Gas prices generally peak around Memorial Day. In fact, in six of the past 17 years, the seasonal peak has taken place between May 9th and May 24th. Historically, between February and the peak price, the average annual increase is about 54 cents per gallon. Several factors contribute to this annual increase including, refinery maintenance, the switch to summer-blend fuels which are more expensive to produce and an increase in demand as more people begin traveling in the spring and summertime.
EIA reports showed U.S. oil production held steady at 8.97 million barrels a day, continuing to offset OPEC’s efforts to increase oil prices.
OPEC’s Monthly Oil Market Report stated that participating countries successfully implemented 90 percent of the agreed production cuts they pledged in last year’s historic deal.
Gasoline prices remain relatively flat this week as demand remains low, but that is expected to end in the next few weeks.
Palm Beach County’s average for a gallon of regular rose to $2.44 from $2.43 a week ago, according to AAA’s Fuel Gauge Report. Florida’s average dropped to $2.27 from $2.28 a week ago.
Patrick DeHaan, senior petroleum analyst for Gas Buddy.com said that over the next few weeks gas stations are more likely to raise their prices than to lower them as demand begins to recover. Crude oil imports will start to reflect OPEC’s lower output, he said.
The national average typically rises 35 to 65 cents from its low price, usually in February, through Memorial Day, DeHaan said.
Here’s a look at the lowest prices reported locally on GasBuddy.com
Jupiter: $2.39, Circle K, 126 W. Indiantown Road; Mobil, 3950 W. Indiantown Road

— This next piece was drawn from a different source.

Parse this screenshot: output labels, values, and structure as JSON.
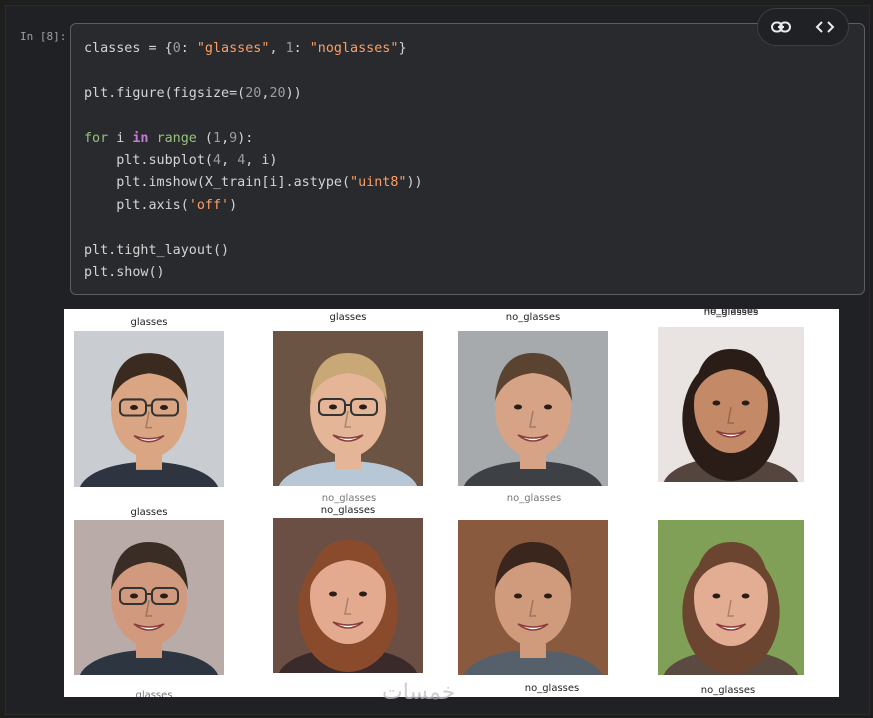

Palm Beach Gardens: $2.29, Sunoco, 2490 PGA Blvd.
Lake Park: $2.15, RaceTrac, 200 N. Congress Ave.; Sunoco, 774 Northlake Blvd.; Marathon, 980 Northlake Blvd.; Speedway, 1216 Northlake Blvd.; Murphy USA, 103. N. Congress Ave.
North Palm Beach: $2.20, Citgo, 100 N. Federal Highway
Suburban West Palm Beach: $2.19, 7-Eleven, 1001 N. Military Trail; Speedway, 6840 Okeechobee Blvd.; Marathon, 6917 Okeechobee Blvd.; Murphy USA, 1050 N. Military Trail; Exxon, 3066 N. Military Trail
Suburban Lake Worth: $2.16, RaceTrac, 3032 Lake Worth Road and Congress Ave.; Speedway, 3965 Congress Ave.
At least a dozen Palm Beach County gas stations are selling regular Monday for $2.16 a gallon, according to Gasbuddy.com. Among them are Speedway, 3965 S. Congress Ave and Lake Worth Road and Sam’s Club at 4295 4th Street, West Palm Beach.
“Increased domestic oil production and low seasonal demand continue to push gas prices lower,” said Josh Carrasco, spokesman, AAA – The Auto Club Group. “Oil and gas inventories are above-average for this time of year, which should continue to keep downward pressure on pump prices in the short-term.”
Crude inventories increased by 6.5 million barrels and gasoline inventories rose by 3.9 million barrels, which are historically above the norm for this time of year, the Energy Information Administration reports.
Prices at the pump are expected to remain relatively stable to round out the winter. However, motorists should expect gasoline prices to increase in the spring as demand increases and refineries switch to summer-blend fuels, AAA said.
Industry analysts expect gas prices will likely rise to an average of $2.50 to $2.80 per gallon this spring. Nationally, the EIA expects gas prices to average $2.38 in 2017, which is 23 cents higher than the 2016 average.
Last week the U.S. Department of Energy released a report showing a huge buildup in gasoline inventory. That coupled with winter storms that brought snow, sleet, freezing rain and ice storms to various parts of the country from California to the Deep South resulted in immediate and downward pressure on fuel prices, Laskoski said.